Input material:
== Segment start ==
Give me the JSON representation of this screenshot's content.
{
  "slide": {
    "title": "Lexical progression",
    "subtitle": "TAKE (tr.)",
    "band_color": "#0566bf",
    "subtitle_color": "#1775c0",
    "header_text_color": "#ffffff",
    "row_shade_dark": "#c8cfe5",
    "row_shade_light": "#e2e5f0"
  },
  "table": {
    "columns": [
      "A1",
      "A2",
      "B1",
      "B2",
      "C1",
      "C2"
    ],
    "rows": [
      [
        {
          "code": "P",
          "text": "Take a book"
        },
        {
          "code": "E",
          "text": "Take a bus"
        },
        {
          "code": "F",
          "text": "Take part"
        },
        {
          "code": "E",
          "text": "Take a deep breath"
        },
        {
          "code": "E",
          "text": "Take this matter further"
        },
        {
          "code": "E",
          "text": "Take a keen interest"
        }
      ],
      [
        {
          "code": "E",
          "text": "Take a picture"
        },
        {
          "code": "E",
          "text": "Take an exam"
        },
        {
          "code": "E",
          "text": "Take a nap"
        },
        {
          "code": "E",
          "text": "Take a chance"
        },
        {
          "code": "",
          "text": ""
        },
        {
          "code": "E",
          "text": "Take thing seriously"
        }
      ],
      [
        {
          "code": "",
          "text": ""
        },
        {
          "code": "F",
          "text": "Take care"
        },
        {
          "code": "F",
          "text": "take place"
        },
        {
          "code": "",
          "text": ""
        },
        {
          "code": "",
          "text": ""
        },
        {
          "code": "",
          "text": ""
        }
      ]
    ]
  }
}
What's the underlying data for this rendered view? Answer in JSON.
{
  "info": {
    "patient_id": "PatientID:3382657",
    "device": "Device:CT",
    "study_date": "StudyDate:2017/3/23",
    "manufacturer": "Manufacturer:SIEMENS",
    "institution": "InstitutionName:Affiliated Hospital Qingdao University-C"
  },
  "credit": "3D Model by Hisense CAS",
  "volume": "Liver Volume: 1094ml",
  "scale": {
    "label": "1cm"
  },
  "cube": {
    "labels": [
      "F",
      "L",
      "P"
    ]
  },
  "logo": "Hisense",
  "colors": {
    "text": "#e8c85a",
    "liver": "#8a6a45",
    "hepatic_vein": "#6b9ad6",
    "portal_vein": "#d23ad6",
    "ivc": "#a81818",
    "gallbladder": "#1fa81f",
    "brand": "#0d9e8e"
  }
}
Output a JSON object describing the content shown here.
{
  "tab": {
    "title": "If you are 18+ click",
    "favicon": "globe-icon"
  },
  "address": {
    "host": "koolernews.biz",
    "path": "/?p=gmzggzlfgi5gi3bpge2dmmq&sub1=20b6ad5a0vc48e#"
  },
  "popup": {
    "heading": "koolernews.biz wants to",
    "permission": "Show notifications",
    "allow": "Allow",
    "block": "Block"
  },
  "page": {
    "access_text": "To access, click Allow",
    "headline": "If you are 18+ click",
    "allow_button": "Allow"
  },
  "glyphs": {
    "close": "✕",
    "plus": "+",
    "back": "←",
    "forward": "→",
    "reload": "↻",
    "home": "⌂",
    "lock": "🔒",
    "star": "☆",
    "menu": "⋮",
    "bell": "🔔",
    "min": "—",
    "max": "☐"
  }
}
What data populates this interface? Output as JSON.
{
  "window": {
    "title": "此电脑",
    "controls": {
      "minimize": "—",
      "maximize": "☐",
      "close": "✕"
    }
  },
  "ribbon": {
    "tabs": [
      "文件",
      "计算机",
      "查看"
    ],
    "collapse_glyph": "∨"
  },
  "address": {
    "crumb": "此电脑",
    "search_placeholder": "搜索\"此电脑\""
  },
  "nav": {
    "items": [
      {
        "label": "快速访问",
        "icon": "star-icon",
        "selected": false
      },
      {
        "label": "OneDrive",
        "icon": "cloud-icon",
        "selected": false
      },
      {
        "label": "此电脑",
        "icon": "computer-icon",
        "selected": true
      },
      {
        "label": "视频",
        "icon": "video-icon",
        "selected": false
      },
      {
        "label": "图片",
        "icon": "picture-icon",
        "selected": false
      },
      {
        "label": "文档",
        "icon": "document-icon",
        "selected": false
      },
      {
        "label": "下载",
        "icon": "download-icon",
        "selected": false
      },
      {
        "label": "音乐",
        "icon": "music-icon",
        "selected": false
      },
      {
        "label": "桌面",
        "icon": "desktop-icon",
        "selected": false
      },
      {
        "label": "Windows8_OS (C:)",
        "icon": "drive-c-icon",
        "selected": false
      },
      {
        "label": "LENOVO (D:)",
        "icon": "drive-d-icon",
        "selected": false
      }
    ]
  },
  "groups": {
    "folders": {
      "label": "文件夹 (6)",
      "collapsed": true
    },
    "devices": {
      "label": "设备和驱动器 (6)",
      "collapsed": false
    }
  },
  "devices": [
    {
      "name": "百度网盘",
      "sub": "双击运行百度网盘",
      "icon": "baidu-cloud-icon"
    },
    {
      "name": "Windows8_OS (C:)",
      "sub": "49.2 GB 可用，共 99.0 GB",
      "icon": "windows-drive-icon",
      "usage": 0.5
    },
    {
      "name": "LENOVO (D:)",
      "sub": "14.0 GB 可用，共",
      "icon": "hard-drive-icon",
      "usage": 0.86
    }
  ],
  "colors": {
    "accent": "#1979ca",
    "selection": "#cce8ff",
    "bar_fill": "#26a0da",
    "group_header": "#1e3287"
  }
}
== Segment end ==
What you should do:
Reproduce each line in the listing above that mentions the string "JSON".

Problem solution:
Give me the JSON representation of this screenshot's content.
What's the underlying data for this rendered view? Answer in JSON.
Output a JSON object describing the content shown here.
What data populates this interface? Output as JSON.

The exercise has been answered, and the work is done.